Disenchanted with school, parties, and high school boys, Suzanne (yes Lindon named the character after herself) longs for something else in her life. Wanting an a real adult romance, yet clinging to Grenadine and lemonaides as a symbol of her childhood, Suzanne is caught between what she wants and what she thinks she needs. Eying a mysterious older man (Arnaud Valois) outside of a Parisian theater one night, Suzanne starts to see him wherever she goes, eventually following him into the theater and watching him on stage. At Suzanne’s insistence the two start a relationship that soon makes her miss the life she turned her back on.
Spring Blossom is Lindon’s movie as it should be since is her brain child. Everything buzzes with youth energy and curiosity. Nothing feels sacrine or forced as it may have been in the hands of a male or even older female director. As an actor, she is so nuanced and calculating, it takes you a minute to remember she is directing herself. Awkward and eager at the film’s beginning and wise and commanding by the film’s end, Lindon knows exactly what to do to take this slower paced movie and make it seem heart pumping. Well seasoned actors have had trouble directing themselves in the past, it speaks to her talent that she can do both so young and early in her career. While her parents are French film staples (Sandrine Kiberlain and Vincent Lindon should be very proud), Lindon is striving to make it on her own.
Music is Lindon’s secret weapon. With an eclectic soundtrack that includes Mary J Blige to Opera, not only is the perfect song hand selected to boost each scene, but each is used technically to reveal Suzanne’s inner psyche. She often gets lost in music, revealing her true self with every movement she makes to the music. Just when you are getting wrapped up in the scene, Lindon abruptly cuts, moving quickly to the next beat. This motif is used just enough not to seem hokey, but to remind us and her character of the reality that exists outside of this romance and that it may end.

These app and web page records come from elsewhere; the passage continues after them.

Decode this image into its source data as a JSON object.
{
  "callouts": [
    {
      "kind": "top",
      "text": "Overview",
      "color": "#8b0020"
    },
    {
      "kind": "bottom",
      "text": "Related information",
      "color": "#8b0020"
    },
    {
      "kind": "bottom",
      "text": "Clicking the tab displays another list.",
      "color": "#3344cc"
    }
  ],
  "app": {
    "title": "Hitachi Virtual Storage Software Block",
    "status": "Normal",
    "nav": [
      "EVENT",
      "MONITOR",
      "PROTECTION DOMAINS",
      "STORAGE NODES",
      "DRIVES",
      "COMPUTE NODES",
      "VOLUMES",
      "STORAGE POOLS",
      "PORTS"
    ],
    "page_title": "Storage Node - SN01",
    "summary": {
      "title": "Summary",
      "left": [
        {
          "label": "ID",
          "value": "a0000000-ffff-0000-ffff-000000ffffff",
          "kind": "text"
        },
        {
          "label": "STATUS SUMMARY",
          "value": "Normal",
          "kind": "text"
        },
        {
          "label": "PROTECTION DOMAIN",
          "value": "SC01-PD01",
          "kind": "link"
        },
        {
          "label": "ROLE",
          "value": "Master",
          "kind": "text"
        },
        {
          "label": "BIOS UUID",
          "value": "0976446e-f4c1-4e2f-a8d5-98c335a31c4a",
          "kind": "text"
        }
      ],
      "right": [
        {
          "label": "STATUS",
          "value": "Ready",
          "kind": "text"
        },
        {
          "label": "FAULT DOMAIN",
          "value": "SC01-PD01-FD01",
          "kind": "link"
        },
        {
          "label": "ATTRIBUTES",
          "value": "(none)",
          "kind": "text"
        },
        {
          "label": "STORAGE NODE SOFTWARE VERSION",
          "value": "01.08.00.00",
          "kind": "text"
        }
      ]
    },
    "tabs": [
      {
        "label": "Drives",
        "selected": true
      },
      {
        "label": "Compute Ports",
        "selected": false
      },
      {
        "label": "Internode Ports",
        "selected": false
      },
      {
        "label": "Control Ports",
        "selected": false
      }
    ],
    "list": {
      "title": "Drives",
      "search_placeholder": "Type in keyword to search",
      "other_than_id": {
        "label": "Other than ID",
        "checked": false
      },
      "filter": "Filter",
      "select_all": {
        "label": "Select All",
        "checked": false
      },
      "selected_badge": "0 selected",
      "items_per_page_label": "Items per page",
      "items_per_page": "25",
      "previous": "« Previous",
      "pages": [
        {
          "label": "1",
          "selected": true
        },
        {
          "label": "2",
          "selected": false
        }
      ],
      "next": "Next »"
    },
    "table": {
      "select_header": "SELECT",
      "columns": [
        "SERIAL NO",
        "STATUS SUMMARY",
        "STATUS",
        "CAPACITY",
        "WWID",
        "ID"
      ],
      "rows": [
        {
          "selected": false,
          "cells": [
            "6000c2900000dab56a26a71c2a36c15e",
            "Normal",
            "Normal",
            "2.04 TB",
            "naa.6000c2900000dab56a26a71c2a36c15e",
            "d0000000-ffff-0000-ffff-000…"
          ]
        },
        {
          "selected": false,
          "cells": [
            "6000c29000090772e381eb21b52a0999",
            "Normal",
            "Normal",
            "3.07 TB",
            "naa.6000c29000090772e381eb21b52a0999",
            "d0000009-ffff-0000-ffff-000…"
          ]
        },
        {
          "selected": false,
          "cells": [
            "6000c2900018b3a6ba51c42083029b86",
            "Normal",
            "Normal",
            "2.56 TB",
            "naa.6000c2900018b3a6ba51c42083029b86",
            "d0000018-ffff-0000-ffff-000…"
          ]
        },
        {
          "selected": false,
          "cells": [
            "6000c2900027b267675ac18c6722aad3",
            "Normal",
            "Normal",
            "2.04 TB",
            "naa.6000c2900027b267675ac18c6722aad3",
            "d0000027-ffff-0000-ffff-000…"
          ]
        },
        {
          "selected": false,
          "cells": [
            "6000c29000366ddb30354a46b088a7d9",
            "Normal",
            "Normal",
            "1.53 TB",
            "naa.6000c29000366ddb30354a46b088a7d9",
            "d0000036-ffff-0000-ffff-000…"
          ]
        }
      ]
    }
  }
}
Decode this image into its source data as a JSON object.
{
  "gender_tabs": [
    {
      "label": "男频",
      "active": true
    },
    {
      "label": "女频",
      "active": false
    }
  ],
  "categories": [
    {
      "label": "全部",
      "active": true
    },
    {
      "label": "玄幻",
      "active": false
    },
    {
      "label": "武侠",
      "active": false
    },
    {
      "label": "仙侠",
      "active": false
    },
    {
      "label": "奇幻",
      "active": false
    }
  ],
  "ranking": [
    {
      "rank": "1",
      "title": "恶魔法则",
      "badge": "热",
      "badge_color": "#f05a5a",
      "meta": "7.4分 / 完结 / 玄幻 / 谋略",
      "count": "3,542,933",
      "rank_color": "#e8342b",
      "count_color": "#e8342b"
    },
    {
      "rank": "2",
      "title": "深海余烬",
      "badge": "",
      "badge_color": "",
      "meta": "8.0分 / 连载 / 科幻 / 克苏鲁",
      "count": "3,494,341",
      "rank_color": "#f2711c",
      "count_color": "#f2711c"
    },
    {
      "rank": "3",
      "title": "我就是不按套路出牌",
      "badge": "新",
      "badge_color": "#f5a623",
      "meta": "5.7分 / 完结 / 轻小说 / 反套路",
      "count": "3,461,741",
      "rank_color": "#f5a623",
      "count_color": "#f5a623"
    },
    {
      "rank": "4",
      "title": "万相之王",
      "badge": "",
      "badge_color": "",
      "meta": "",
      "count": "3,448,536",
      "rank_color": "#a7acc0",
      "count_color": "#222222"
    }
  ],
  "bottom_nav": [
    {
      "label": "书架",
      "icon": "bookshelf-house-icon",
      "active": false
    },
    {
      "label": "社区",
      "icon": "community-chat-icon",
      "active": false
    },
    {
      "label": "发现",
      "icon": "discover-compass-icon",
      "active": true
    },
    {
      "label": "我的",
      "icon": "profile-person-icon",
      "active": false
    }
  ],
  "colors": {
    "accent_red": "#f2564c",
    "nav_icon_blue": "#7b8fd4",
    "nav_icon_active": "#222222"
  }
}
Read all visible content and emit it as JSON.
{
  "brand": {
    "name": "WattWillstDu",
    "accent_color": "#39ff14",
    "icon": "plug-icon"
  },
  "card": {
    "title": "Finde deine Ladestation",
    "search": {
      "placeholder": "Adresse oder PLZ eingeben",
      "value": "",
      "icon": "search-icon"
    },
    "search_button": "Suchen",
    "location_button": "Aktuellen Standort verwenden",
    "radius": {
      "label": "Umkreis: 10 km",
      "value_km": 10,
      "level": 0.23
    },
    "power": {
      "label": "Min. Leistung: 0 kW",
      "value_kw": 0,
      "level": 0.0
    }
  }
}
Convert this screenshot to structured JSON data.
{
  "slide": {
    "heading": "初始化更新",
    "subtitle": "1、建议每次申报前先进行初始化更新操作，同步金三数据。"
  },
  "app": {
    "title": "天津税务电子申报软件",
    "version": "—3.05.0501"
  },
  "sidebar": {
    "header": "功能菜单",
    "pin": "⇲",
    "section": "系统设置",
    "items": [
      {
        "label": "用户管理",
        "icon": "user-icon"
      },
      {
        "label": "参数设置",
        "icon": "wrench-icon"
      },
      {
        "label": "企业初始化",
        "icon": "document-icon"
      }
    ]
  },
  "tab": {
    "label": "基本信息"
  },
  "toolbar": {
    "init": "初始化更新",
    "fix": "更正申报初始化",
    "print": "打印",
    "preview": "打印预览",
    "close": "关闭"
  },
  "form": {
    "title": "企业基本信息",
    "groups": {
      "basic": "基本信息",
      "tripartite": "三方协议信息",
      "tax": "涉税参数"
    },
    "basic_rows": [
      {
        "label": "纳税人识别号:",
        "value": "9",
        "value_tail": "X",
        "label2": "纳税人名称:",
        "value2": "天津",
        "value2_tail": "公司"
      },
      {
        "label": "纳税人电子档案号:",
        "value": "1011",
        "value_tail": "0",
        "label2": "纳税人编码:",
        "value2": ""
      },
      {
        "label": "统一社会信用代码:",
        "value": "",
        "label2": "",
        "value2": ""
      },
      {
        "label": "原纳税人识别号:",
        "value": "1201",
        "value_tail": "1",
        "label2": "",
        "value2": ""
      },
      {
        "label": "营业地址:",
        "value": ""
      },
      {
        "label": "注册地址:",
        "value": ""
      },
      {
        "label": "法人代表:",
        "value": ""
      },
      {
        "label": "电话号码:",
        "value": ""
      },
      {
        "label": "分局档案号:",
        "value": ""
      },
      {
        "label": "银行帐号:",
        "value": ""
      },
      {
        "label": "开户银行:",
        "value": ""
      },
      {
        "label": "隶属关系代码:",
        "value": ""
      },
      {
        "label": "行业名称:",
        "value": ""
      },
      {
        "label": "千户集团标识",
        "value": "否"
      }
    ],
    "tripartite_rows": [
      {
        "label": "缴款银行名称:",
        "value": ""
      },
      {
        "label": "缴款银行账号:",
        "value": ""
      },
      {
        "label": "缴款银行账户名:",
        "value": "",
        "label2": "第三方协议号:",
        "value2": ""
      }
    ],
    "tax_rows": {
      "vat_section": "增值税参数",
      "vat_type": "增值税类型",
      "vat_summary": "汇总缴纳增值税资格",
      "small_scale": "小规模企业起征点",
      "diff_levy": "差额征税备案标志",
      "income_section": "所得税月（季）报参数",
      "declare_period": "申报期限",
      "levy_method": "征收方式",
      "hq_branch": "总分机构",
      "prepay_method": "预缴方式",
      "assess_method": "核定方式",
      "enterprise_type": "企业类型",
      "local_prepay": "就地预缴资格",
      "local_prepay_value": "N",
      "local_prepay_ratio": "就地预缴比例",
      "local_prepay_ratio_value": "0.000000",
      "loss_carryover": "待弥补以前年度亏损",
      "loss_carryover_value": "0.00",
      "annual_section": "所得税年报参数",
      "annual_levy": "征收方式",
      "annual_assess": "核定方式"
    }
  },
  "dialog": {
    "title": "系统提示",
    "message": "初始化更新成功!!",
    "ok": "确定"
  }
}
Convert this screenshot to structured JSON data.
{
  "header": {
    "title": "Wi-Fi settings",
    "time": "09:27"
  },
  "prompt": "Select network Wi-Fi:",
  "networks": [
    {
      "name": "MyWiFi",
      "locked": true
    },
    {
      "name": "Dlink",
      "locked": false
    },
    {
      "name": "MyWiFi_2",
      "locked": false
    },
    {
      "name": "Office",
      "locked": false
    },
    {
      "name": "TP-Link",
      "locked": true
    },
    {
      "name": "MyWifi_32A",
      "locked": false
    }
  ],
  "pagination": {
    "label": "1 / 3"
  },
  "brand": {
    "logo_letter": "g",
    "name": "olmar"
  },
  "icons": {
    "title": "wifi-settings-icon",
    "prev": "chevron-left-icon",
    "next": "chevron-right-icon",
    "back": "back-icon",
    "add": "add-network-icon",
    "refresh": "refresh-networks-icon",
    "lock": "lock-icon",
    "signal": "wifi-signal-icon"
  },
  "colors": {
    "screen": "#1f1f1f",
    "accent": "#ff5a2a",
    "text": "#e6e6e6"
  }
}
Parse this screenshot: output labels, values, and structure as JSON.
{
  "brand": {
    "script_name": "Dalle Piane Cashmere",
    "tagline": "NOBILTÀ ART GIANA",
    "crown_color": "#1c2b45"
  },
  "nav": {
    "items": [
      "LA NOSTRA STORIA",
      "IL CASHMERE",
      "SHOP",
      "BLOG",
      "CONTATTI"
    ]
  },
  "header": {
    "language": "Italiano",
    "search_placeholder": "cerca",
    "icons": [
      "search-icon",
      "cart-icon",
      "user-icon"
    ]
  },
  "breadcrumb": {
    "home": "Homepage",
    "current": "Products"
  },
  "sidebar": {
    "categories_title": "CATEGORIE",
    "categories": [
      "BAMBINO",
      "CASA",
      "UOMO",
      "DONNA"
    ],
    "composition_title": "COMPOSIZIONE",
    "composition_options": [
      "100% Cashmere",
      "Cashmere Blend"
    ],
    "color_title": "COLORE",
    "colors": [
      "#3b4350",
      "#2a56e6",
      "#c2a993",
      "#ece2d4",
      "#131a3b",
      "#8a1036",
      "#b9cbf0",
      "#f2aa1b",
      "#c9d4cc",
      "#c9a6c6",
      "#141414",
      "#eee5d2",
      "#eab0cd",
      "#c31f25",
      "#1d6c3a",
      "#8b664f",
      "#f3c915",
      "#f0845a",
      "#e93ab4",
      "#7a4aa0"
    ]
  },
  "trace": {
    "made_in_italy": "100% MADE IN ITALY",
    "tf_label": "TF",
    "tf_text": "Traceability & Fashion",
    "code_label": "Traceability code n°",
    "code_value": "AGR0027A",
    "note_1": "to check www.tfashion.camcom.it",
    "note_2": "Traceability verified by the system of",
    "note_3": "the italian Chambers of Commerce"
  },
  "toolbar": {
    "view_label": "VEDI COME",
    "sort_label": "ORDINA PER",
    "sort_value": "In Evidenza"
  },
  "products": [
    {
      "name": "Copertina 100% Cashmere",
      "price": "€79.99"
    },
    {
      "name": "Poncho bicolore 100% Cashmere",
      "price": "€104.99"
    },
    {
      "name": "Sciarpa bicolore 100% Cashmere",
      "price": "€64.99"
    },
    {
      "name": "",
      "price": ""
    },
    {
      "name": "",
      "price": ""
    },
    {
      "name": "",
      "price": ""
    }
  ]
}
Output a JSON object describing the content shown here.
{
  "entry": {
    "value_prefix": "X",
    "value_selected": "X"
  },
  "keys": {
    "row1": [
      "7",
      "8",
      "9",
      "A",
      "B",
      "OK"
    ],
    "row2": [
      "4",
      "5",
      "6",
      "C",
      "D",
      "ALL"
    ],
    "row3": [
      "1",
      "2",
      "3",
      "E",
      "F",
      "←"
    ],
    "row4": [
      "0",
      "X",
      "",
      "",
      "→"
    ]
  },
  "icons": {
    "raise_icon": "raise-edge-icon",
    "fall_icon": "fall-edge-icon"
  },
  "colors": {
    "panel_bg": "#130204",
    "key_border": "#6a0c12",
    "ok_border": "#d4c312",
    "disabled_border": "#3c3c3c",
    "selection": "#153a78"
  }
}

Despite the overdone concept and rushed third act, Spring Blossom is a triumphant first feature for Suzanne Lindon. If a dreamy, well-crafted romance is her first film, then one can only imagine what her second will be like.
Spring Blossom is now playing in theaters in New York and Los Angeles and through virtual cinemas across the country.